Deep learning classifiers need to reverse the hierarchical generative process (e.g. starting from image data, tell me whether it is a cat or a dog). The authors use information theory to show that the structure of the inference problem reflects the structure of the generation process. Physics has a systematic framework for distilling out desired information from unwanted noise, which is known as Effective Field Theory.
Typically, the desired information involves relatively large-scale features that can be experimentally measured, whereas the noise involves unobserved microscopic scales. A key part of this framework is known as the renormalization group (RG) transformation.
This theory applies in the case of supervised learning (and not, say the authors, to unsupervised learning, contrary to other claims in the literature). See also: Comment on “Why does deep and cheap learning work so well?” As for me, I’m certainly not qualified to judge!
The costs of flattening (why deep is effective)
We’ve seen that we can stack efficient neural networks on top of each other to obtain an efficient deep neural network for approximating p(x|y). But are there shallower networks that would be just as good or better?

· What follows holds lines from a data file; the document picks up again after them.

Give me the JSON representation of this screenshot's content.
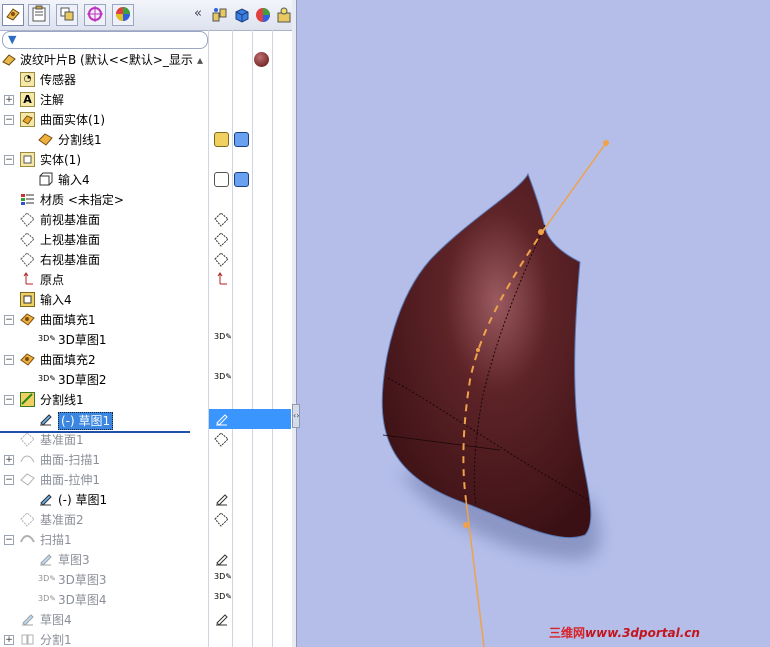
{
  "panel": {
    "collapse_label": "«",
    "tabs": [
      {
        "icon": "feature-manager-icon"
      },
      {
        "icon": "property-manager-icon"
      },
      {
        "icon": "configuration-manager-icon"
      },
      {
        "icon": "dimxpert-icon"
      },
      {
        "icon": "display-manager-icon"
      }
    ],
    "top_icons": [
      "hide-show-icon",
      "view-solids-icon",
      "appearance-icon",
      "lights-icon"
    ],
    "filter_placeholder": ""
  },
  "tree": {
    "rows": [
      {
        "label": "波纹叶片B  (默认<<默认>_显示",
        "icon": "part-icon",
        "dim": false
      },
      {
        "label": "传感器",
        "icon": "sensor-icon",
        "dim": false
      },
      {
        "label": "注解",
        "icon": "annotation-icon",
        "dim": false
      },
      {
        "label": "曲面实体(1)",
        "icon": "surface-bodies-icon",
        "dim": false
      },
      {
        "label": "分割线1",
        "icon": "surface-body-icon",
        "dim": false
      },
      {
        "label": "实体(1)",
        "icon": "solid-bodies-icon",
        "dim": false
      },
      {
        "label": "输入4",
        "icon": "solid-body-icon",
        "dim": false
      },
      {
        "label": "材质 <未指定>",
        "icon": "material-icon",
        "dim": false
      },
      {
        "label": "前视基准面",
        "icon": "plane-icon",
        "dim": false
      },
      {
        "label": "上视基准面",
        "icon": "plane-icon",
        "dim": false
      },
      {
        "label": "右视基准面",
        "icon": "plane-icon",
        "dim": false
      },
      {
        "label": "原点",
        "icon": "origin-icon",
        "dim": false
      },
      {
        "label": "输入4",
        "icon": "imported-feature-icon",
        "dim": false
      },
      {
        "label": "曲面填充1",
        "icon": "fill-surface-icon",
        "dim": false
      },
      {
        "label": "3D草图1",
        "icon": "3d-sketch-icon",
        "dim": false
      },
      {
        "label": "曲面填充2",
        "icon": "fill-surface-icon",
        "dim": false
      },
      {
        "label": "3D草图2",
        "icon": "3d-sketch-icon",
        "dim": false
      },
      {
        "label": "分割线1",
        "icon": "split-line-icon",
        "dim": false
      },
      {
        "label": "(-) 草图1",
        "icon": "sketch-icon",
        "dim": false
      },
      {
        "label": "基准面1",
        "icon": "plane-icon",
        "dim": true
      },
      {
        "label": "曲面-扫描1",
        "icon": "swept-surface-icon",
        "dim": true
      },
      {
        "label": "曲面-拉伸1",
        "icon": "extruded-surface-icon",
        "dim": true
      },
      {
        "label": "(-) 草图1",
        "icon": "sketch-icon",
        "dim": false
      },
      {
        "label": "基准面2",
        "icon": "plane-icon",
        "dim": true
      },
      {
        "label": "扫描1",
        "icon": "sweep-icon",
        "dim": true
      },
      {
        "label": "草图3",
        "icon": "sketch-icon",
        "dim": true
      },
      {
        "label": "3D草图3",
        "icon": "3d-sketch-icon",
        "dim": true
      },
      {
        "label": "3D草图4",
        "icon": "3d-sketch-icon",
        "dim": true
      },
      {
        "label": "草图4",
        "icon": "sketch-icon",
        "dim": true
      },
      {
        "label": "分割1",
        "icon": "split-icon",
        "dim": true
      }
    ]
  },
  "watermark": {
    "cn": "三维网",
    "url": "www.3dportal.cn"
  },
  "colors": {
    "viewport_bg": "#b4bee9",
    "model": "#4a1a1c",
    "curve": "#f0a24a",
    "selection": "#3a86e0"
  }
}
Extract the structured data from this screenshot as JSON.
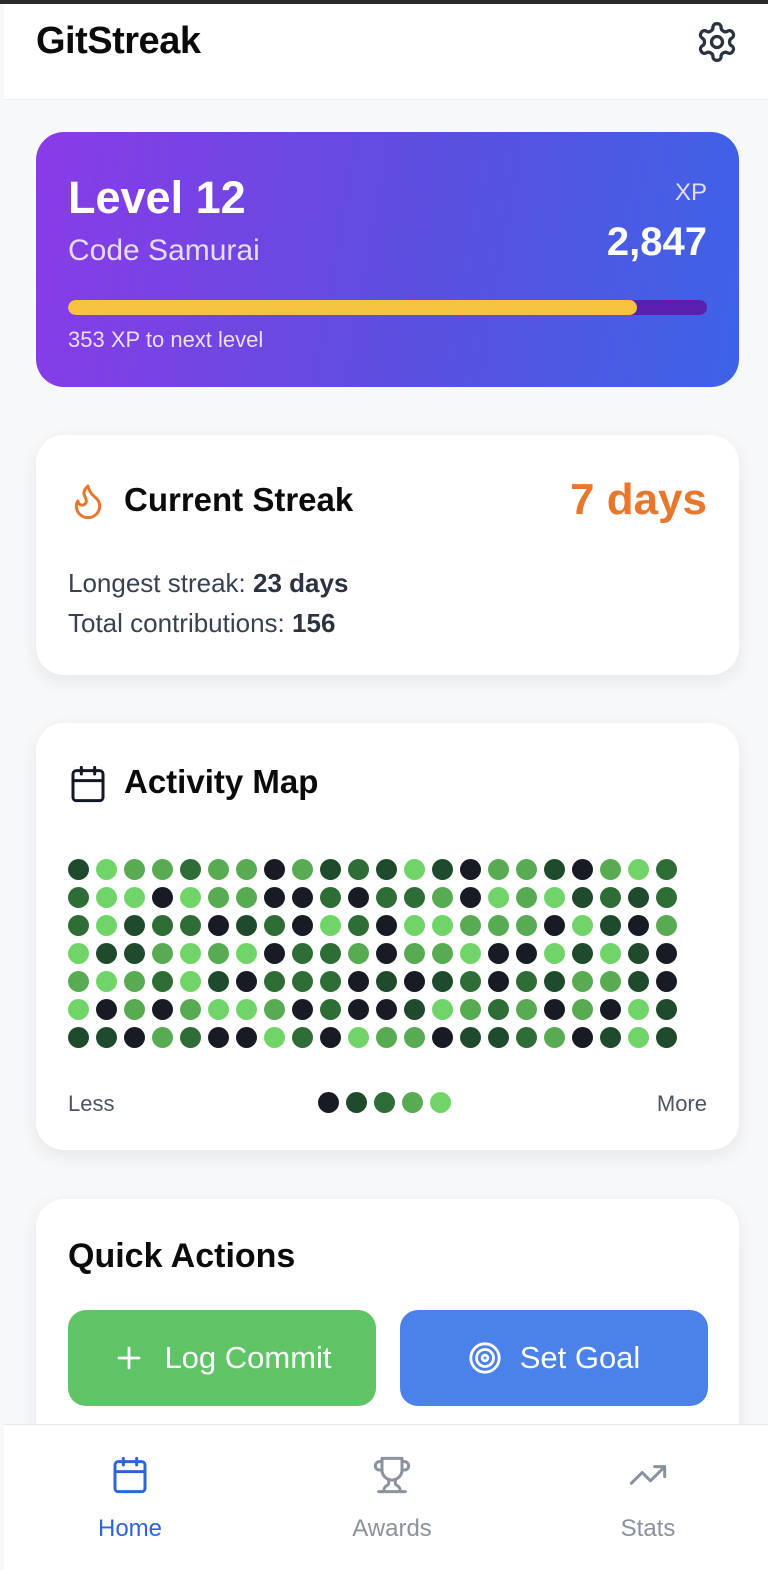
{
  "app": {
    "title": "GitStreak",
    "settings_icon": "gear-icon"
  },
  "level_card": {
    "level_label": "Level 12",
    "rank_title": "Code Samurai",
    "xp_label": "XP",
    "xp_value": "2,847",
    "progress_fraction": 0.89,
    "next_level_text": "353 XP to next level",
    "gradient_colors": [
      "#8a3be6",
      "#3d63e6"
    ],
    "progress_color": "#f5c33f",
    "track_color": "#5a1fae"
  },
  "streak": {
    "icon": "flame-icon",
    "title": "Current Streak",
    "value": "7 days",
    "value_color": "#e8772e",
    "longest_label": "Longest streak:",
    "longest_value": "23 days",
    "total_label": "Total contributions:",
    "total_value": "156"
  },
  "activity": {
    "icon": "calendar-icon",
    "title": "Activity Map",
    "levels_colors": [
      "#171b24",
      "#1f4a2c",
      "#2e6e36",
      "#58ab53",
      "#71d468"
    ],
    "grid": [
      [
        1,
        4,
        3,
        3,
        2,
        3,
        3,
        0,
        3,
        1,
        2,
        1,
        4,
        1,
        0,
        3,
        3,
        1,
        0,
        3,
        4,
        2
      ],
      [
        2,
        4,
        4,
        0,
        4,
        3,
        3,
        0,
        0,
        2,
        0,
        2,
        2,
        3,
        0,
        4,
        3,
        4,
        1,
        2,
        1,
        2
      ],
      [
        2,
        4,
        1,
        2,
        2,
        0,
        1,
        2,
        0,
        4,
        2,
        0,
        4,
        4,
        3,
        3,
        3,
        0,
        4,
        1,
        0,
        3
      ],
      [
        4,
        1,
        1,
        3,
        4,
        3,
        4,
        0,
        2,
        2,
        3,
        0,
        3,
        3,
        4,
        0,
        0,
        4,
        1,
        4,
        1,
        0
      ],
      [
        3,
        4,
        3,
        2,
        4,
        1,
        0,
        2,
        2,
        2,
        0,
        1,
        0,
        1,
        2,
        0,
        2,
        1,
        3,
        3,
        1,
        0
      ],
      [
        4,
        0,
        3,
        0,
        3,
        4,
        4,
        3,
        0,
        2,
        0,
        0,
        1,
        4,
        3,
        2,
        3,
        0,
        3,
        0,
        4,
        1
      ],
      [
        1,
        1,
        0,
        3,
        2,
        0,
        0,
        4,
        2,
        0,
        4,
        3,
        3,
        0,
        1,
        1,
        2,
        3,
        0,
        1,
        4,
        1
      ]
    ],
    "legend_less": "Less",
    "legend_more": "More"
  },
  "quick_actions": {
    "title": "Quick Actions",
    "log_commit": {
      "label": "Log Commit",
      "icon": "plus-icon",
      "color": "#5ec466"
    },
    "set_goal": {
      "label": "Set Goal",
      "icon": "target-icon",
      "color": "#4b82ea"
    }
  },
  "bottom_nav": {
    "items": [
      {
        "label": "Home",
        "icon": "calendar-icon",
        "active": true
      },
      {
        "label": "Awards",
        "icon": "trophy-icon",
        "active": false
      },
      {
        "label": "Stats",
        "icon": "trending-up-icon",
        "active": false
      }
    ],
    "active_color": "#2f64d8",
    "inactive_color": "#8a929d"
  }
}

The authors discuss a class of no-flattening theorems. The results show that when you flatten the layers, you may need many more neurons. For example, a flat network with 4 neurons in the hidden layer can multiply two variables together (as we saw earlier). A flat network with one hidden layer needs 2n neurons to multiply n variables. But a deep network can do the same task using only 4n neurons with n copies of the multiplication gate arranged in a binary tree with log2n layers.
For example, a deep neural network can multiply 32 numbers using 4n = 160 neurons, while a shallow one requires 232 = 4,294,967,296 neurons. Since a broad class of real-world functions can be well approximated by polynomials, this helps explain why many useful neural networks cannot be efficiently flattened.